On the first day of working at a school, the most important question to answer is…
“What do you want the students to call you?”
For a classified employee, a common option is to add “Miss” to your first name, combining the expected display of respect with the intimacy of first name usage. During my years as a preschool teacher, I was “Miss Maria.” However, when I became a librarian after sixteen years of marriage and the birth of five kids, “Miss” didn’t feel like the right fit. And my last name isn’t difficult to say, so I opted out of the “first letter of the last name” option. (Besides, does anyone working with first graders, really want to be known as “Mrs. Pee?”) So, now at school, my first name is “Mrs.” And my last name is “Powell.”
As much as I thought that “Mrs. Powell” would be easy to say, many kids get confused. You see, the first three letters of my last name match the first three letters of our school assemblies – “Pow Wows.” Because that term is more familiar to the students, being called “Mrs. PowWow” is a daily occurrence. As is “Library Teacher.” And at the grocery store, I often hear an excited “That’s the Library!” when kids see me. Being referred to as a building isn’t meant disrespectfully – it shows that the kids are also excited about my job – and they know where to find me when they want a book.
The spontaneous things kids say provide great opportunities. Like when I grab a story to read and the class says, “We’ve already read that one.” I love to say “Me too. I’ve read it more than 100 times!” Some books are worth reading more than once.
The book I have read most often is the same one my mom read to me most often – Dr. Seuss’s “The Sneetches.” But last week I chose to present another childhood favorite, “The Monster at the End of this Book.” I remembered that I had a copy hidden in my closet when I learned a new word in my Children’s Literature class. (Pastiche – when one work of art celebrates another.) As I read modern children’s literature, I love seeing glimpses of Jon Stone’s influence.
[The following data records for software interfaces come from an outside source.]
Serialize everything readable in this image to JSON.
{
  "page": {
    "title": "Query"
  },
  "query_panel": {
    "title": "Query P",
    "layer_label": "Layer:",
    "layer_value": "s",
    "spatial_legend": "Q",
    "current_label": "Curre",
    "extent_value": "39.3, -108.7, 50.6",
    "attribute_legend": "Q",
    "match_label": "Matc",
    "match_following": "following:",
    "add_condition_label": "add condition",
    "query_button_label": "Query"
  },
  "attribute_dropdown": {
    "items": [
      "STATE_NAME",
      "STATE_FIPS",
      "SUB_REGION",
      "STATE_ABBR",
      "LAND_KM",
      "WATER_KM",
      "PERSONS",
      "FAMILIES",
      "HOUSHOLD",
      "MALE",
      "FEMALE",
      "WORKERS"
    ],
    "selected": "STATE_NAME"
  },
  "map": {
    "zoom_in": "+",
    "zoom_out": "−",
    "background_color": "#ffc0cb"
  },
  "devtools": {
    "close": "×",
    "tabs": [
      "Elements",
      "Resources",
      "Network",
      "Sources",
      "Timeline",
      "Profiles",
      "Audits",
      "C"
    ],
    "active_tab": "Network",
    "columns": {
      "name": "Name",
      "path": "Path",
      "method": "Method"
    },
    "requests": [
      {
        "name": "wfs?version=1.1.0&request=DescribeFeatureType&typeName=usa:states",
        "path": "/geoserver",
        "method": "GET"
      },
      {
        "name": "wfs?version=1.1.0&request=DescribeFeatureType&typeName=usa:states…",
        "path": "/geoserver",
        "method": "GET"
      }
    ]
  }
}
His legacy is vast.
How “good” a book is also depends on the audience. For example, I never bought my own kids “I’ll Love you Forever.” The stalkerish tendencies of the mother never felt right to me. (I’ll admit those actions are especially tempting during my almost-empty-nest stage of motherhood, but no. Just no. Even location sharing with my grown kids feels like an inappropriate invasion.) However, when I read “I’ll Love you Forever” to my elementary students, they see it as funny. And it becomes so fun to read out loud. We get to do that gasp of anticipation, while making big eyes and covering our mouths in surprise as the mom crawls across her teenage son’s floor.
I love being a librarian, and I am excited to take this love of books one step farther.
Adults often ask children…
“What do you want to be when you grow up?”
In elementary school, I would answer that I wanted to be a text book writer. I loved writing (and thought I could do better than the authors of the bland books we were compelled to read). Because I was painfully shy, my goal was to remain behind the scenes. I’m still not a fan of the spotlight, but there is now something I want more than anonymity. I want to be a real author.
Fourteen years ago, I accidentally wrote my first non fiction children’s book.
When my fourth child was diagnosed with Neurofibromatosis, we left the office with just the phone number of a national NF support group written on a scrap of paper. That’s it. A phone number. I needed more information. I needed something tangible. And, the internet was an unreliable place to look for answers.
Plus, I knew that at some point I would need to explain NF to my son. At that age, he loved and memorized his scrapbooks. So, I made a medical scrapbook explaining the condition through photos of my son and one of his buddies with NF. When doctors saw the booklet the boys carried to their appointments, we were encouraged to expand it and make it available to other families. Wanting to remain behind the scenes (and hoping to protect his identity), I left the book authorless. If I had any idea that “NF Buddies” would last this long, I would have held out for better photos and begged for graphic design help.
Now, the children in the book are preparing for college, and I’m left with the question…
“What do you want to be now that the kids are grown up?”
I know what I want to be and feel ready to take the steps necessary to become a published author. When submitting manuscripts, one of the prescribed steps is showing publishers an online presence. As usual, I am late to the game. Blogging is old school now. As is reading paper books. And, even writing paper books.
But, I want to write those paper books so I am following the outlined steps, and I am creating a digital footprint. Follow me if you want to help in my quest…